in the verse, a low octave vocal doubling
the pre-chorus and then a stack of background
parts of Phil layering the chorus hook “Re…
spect… walk…” I’ve heard several stories of
Terry Date recording singers in the control room
with a Shure SM58 and no headphones, but
for this song it’s hard to imagine that was the
case. There was very little, if any, leakage in the
vocal microphone and the sound is so consistent
and even that it would have been tough to get
that performance while holding the mic still.
Regardless, the compressed sound and angstfilled
performance was absolutely perfect for the
song and really filled out the sonic spectrum.
Re-creating the mix of this milestone song gave
me incredible insight into the sound of Pantera.
Having been a fan of the band since the early
‘90s, the production of their albums has always
been an enigma to me. How can a band have
so little going on in the instrumentation and
arrangement yet sound so big and powerful?
After mixing this song and a few other Pantera
classics, I can say that the old adage that “less
is more” is brilliantly demonstrated throughout
the Pantera catalogue. Each element has its own
space and because all the players execute their
parts to perfection, the whole mix sounds bigger
than the sum of its parts. This is definitely something
that has been lost in today’s over-stuffed
mixes in which you can’t tell who’s playing what.
Young bands looking to figure out a way to
make their music sound bigger, fuller and more
aggressive should definitely take note of the
almighty Pantera! (R.I.P. Dime)
To see/hear how you can play along to (with
tab) and make new mixes of “Walk” and other
songs from the original multi-track masters,
check out www.jammit.com
Chris Baseford is a Canadian-born
mixer/producer who has
worked with some of the
top names in the rock music
world. Having spent many
years mixing on large format analog consoles, Chris

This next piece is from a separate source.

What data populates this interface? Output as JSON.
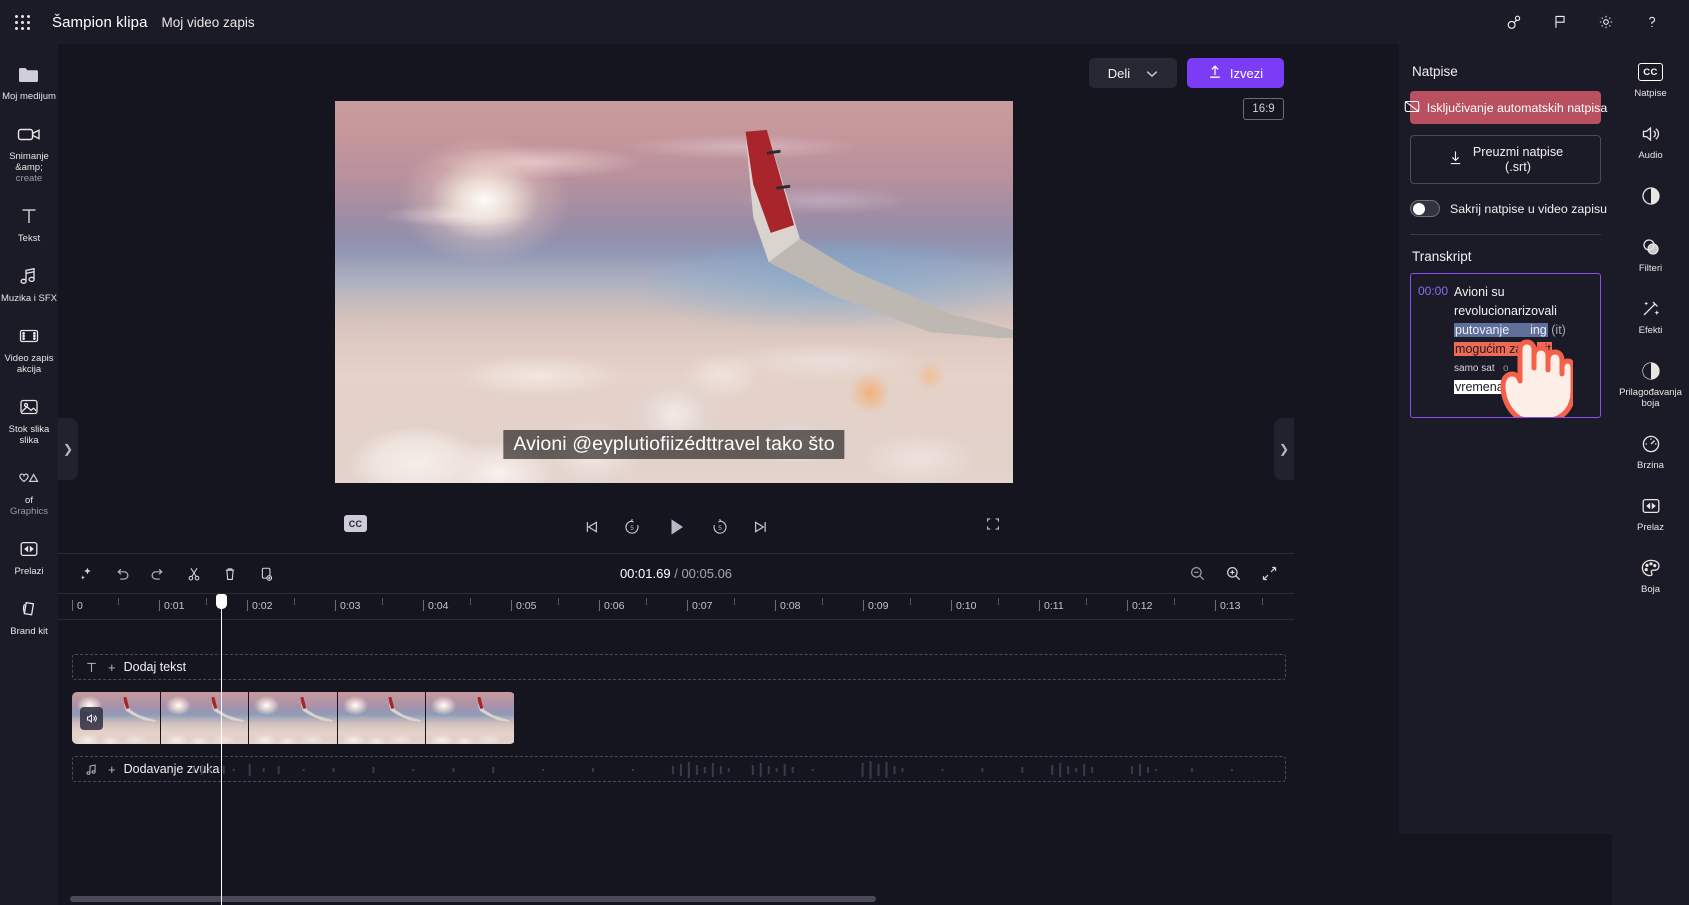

has made the transition to mixing “in-the-box” and
continues to push the boundaries of what is possible
in the all-digital domain of music production.